The State of North Dakota required five items in a one-room schoolhouse: a picture of George Washington, a picture of Abraham Lincoln, the American flag, a map, and the Ten Commandments. Discipline was usually not a problem for the teacher, because the children usually were punished twice - by the teacher and by the parents

 

St. Petri Congregation from Pickert, ND

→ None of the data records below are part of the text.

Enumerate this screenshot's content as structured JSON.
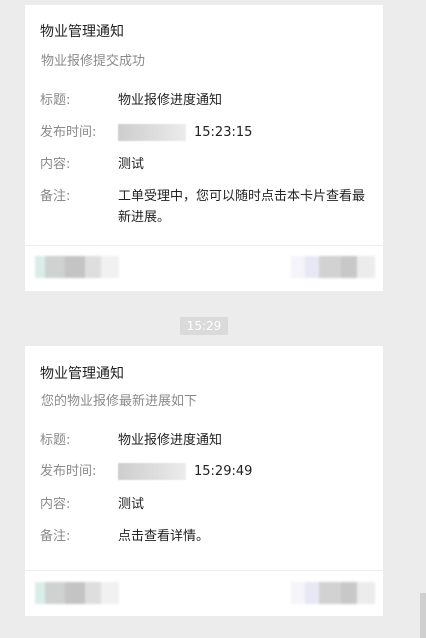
{
  "messages": [
    {
      "title": "物业管理通知",
      "subtitle": "物业报修提交成功",
      "fields": {
        "subject_label": "标题:",
        "subject_value": "物业报修进度通知",
        "time_label": "发布时间:",
        "time_value": "15:23:15",
        "content_label": "内容:",
        "content_value": "测试",
        "note_label": "备注:",
        "note_value": "工单受理中，您可以随时点击本卡片查看最新进展。"
      }
    },
    {
      "title": "物业管理通知",
      "subtitle": "您的物业报修最新进展如下",
      "fields": {
        "subject_label": "标题:",
        "subject_value": "物业报修进度通知",
        "time_label": "发布时间:",
        "time_value": "15:29:49",
        "content_label": "内容:",
        "content_value": "测试",
        "note_label": "备注:",
        "note_value": "点击查看详情。"
      }
    }
  ],
  "divider_time": "15:29",
  "colors": {
    "page_background": "#ececec",
    "card_background": "#ffffff",
    "title_text": "#222222",
    "secondary_text": "#8a8a8a",
    "timestamp_pill": "#dadada"
  }
}
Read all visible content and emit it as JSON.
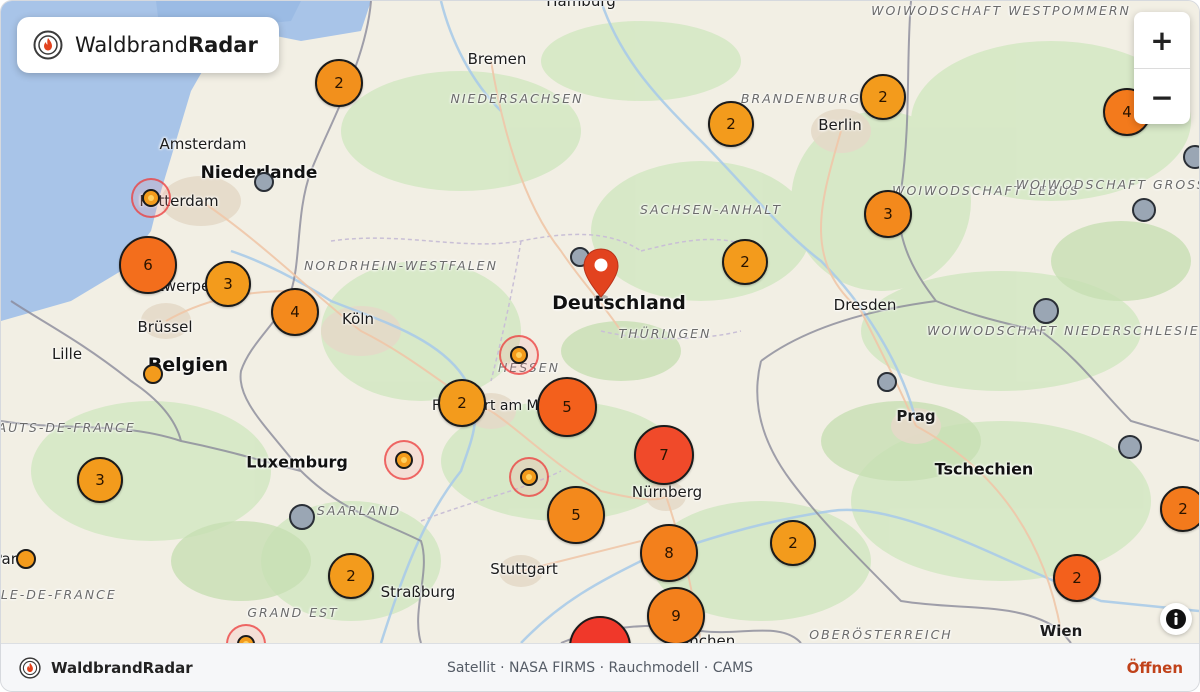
{
  "brand": {
    "name_light": "Waldbrand",
    "name_bold": "Radar"
  },
  "zoom": {
    "in_label": "+",
    "out_label": "−"
  },
  "info": {
    "label": "i"
  },
  "footer": {
    "brand": "WaldbrandRadar",
    "credits": "Satellit · NASA FIRMS · Rauchmodell · CAMS",
    "open_label": "Öffnen"
  },
  "map": {
    "countries": [
      "Deutschland",
      "Niederlande",
      "Belgien",
      "Luxemburg",
      "Tschechien"
    ],
    "cities": [
      "Amsterdam",
      "Rotterdam",
      "Antwerpen",
      "Brüssel",
      "Lille",
      "Köln",
      "Frankfurt am Main",
      "Stuttgart",
      "Straßburg",
      "Bremen",
      "Hamburg",
      "Berlin",
      "Dresden",
      "Prag",
      "Nürnberg",
      "München",
      "Wien",
      "Paris"
    ],
    "regions": [
      "NIEDERSACHSEN",
      "NORDRHEIN-WESTFALEN",
      "SACHSEN-ANHALT",
      "THÜRINGEN",
      "HESSEN",
      "SAARLAND",
      "GRAND EST",
      "BRANDENBURG",
      "WOIWODSCHAFT WESTPOMMERN",
      "WOIWODSCHAFT LEBUS",
      "WOIWODSCHAFT GROSSPOLEN",
      "WOIWODSCHAFT NIEDERSCHLESIEN",
      "HAUTS-DE-FRANCE",
      "ÎLE-DE-FRANCE",
      "OBERÖSTERREICH"
    ],
    "clusters": [
      {
        "count": "2",
        "color": "#f2901c"
      },
      {
        "count": "2",
        "color": "#f39b1c"
      },
      {
        "count": "2",
        "color": "#f39b1c"
      },
      {
        "count": "4",
        "color": "#f37a1c"
      },
      {
        "count": "2",
        "color": "#f39b1c"
      },
      {
        "count": "6",
        "color": "#f36e1c"
      },
      {
        "count": "3",
        "color": "#f39b1c"
      },
      {
        "count": "4",
        "color": "#f3891c"
      },
      {
        "count": "3",
        "color": "#f3891c"
      },
      {
        "count": "2",
        "color": "#f39b1c"
      },
      {
        "count": "2",
        "color": "#f37a1c"
      },
      {
        "count": "5",
        "color": "#f3601c"
      },
      {
        "count": "7",
        "color": "#f04a2a"
      },
      {
        "count": "3",
        "color": "#f39b1c"
      },
      {
        "count": "5",
        "color": "#f3891c"
      },
      {
        "count": "8",
        "color": "#f3801c"
      },
      {
        "count": "2",
        "color": "#f39b1c"
      },
      {
        "count": "9",
        "color": "#f3801c"
      },
      {
        "count": "2",
        "color": "#f39b1c"
      },
      {
        "count": "2",
        "color": "#f3601c"
      },
      {
        "count": "2",
        "color": "#f39b1c"
      }
    ]
  }
}
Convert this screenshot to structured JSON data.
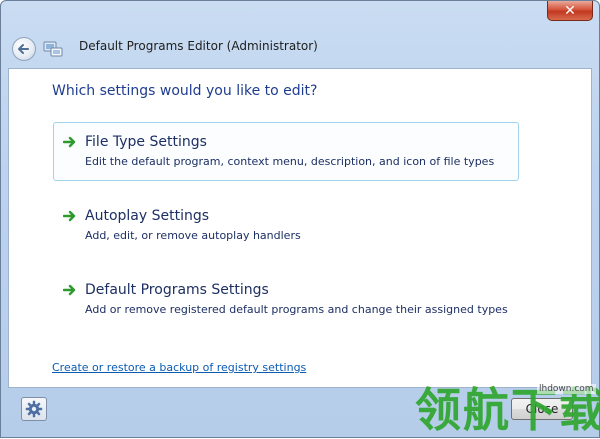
{
  "window": {
    "title": "Default Programs Editor (Administrator)",
    "close_glyph": "✕"
  },
  "main": {
    "heading": "Which settings would you like to edit?",
    "options": [
      {
        "title": "File Type Settings",
        "description": "Edit the default program, context menu, description, and icon of file types"
      },
      {
        "title": "Autoplay Settings",
        "description": "Add, edit, or remove autoplay handlers"
      },
      {
        "title": "Default Programs Settings",
        "description": "Add or remove registered default programs and change their assigned types"
      }
    ],
    "backup_link": "Create or restore a backup of registry settings"
  },
  "footer": {
    "close_label": "Close"
  },
  "watermark": {
    "text": "领航下载",
    "url": "lhdown.com"
  },
  "icons": {
    "back": "back-arrow-icon",
    "app": "app-icon",
    "option_arrow": "green-arrow-icon",
    "settings": "gear-icon"
  },
  "colors": {
    "heading": "#1e3d8f",
    "link": "#0b5bb3",
    "arrow": "#2e9a2e",
    "highlight_border": "#9fd4ec",
    "watermark": "#2fa62f"
  }
}
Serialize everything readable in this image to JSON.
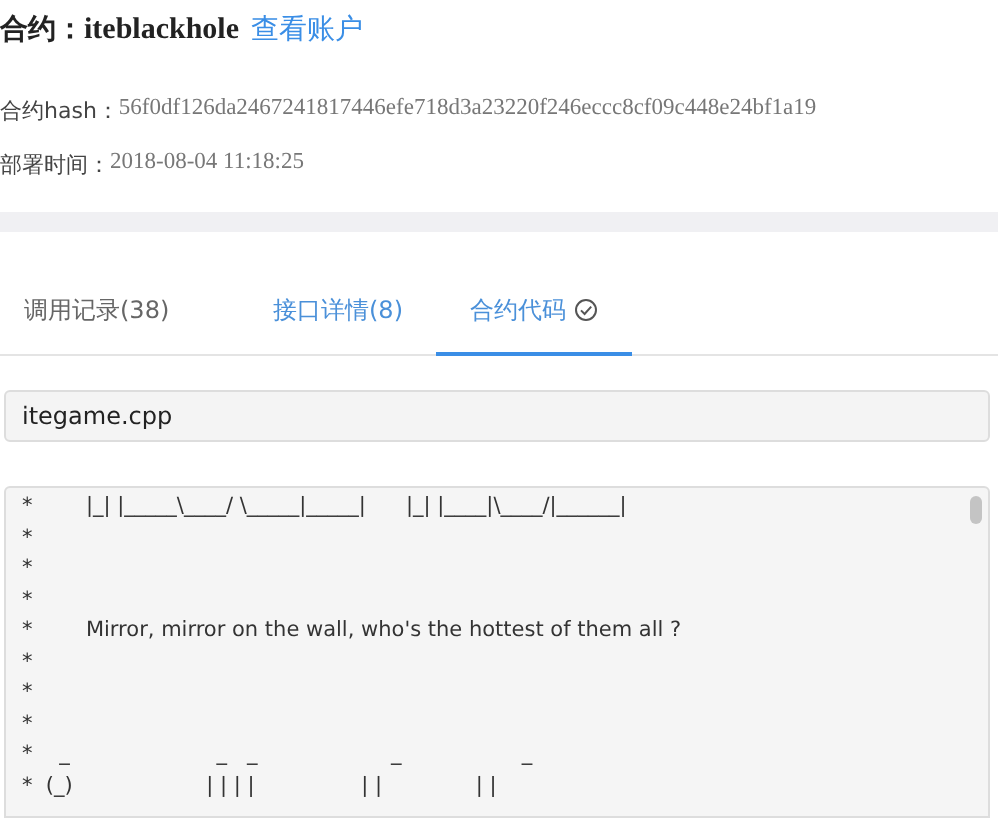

Circa 1893

 

As the pioneers of our present community moved into our fair land, they were not unmindful, that “man does not live by bread along,” they knew they must have a place to hear the word of God and receive the Sacraments, so they had to have a congregation, Church and Pastor and with the will and courage to do so they set out to organize the St. Petri Evangelical Lutheran Church on April 5, 1893.

 

The charter members were: George Gilbertson, M. Amundson, K. E. Sund, M. K. Sund, Anton Gilbertson and Peter Rye.

 

 

 

Cook Car

 

When threshing season graced the North Dakota Plains, workers were needed for various jobs. Workers were needed to operate the steam engine, or tractor, hitched to the threshing machine. In addition, workers were needed to haul the grain from the threshing to the farm granary or the elevator in town.  All these people needed to be fed after a hard day's work. One solution was the cook car, which followed the threshing crew. Usually young women worked in these kitchens on wheels, preparing the large amounts of food consumed by the workers.

 

The hours were long and the days were hot. The day began at 4 a.m.  Earning a wage of one dollar per day, the women would set out clean towels, soap and water for the men to wash both morning and evening.  They would then set tables, prepare meals, and wait on the men who the men were eating. Some types of foods that were prepared in the cook cars were sourdough pancakes, breads, cookies, pies and doughnuts.  Baking was done on a coal and wood stove.  Breakfast was toast or pancakes, eggs and bacon, or hot cereal.  Other meals were usually comprised of meat, potatoes and various other vegetables.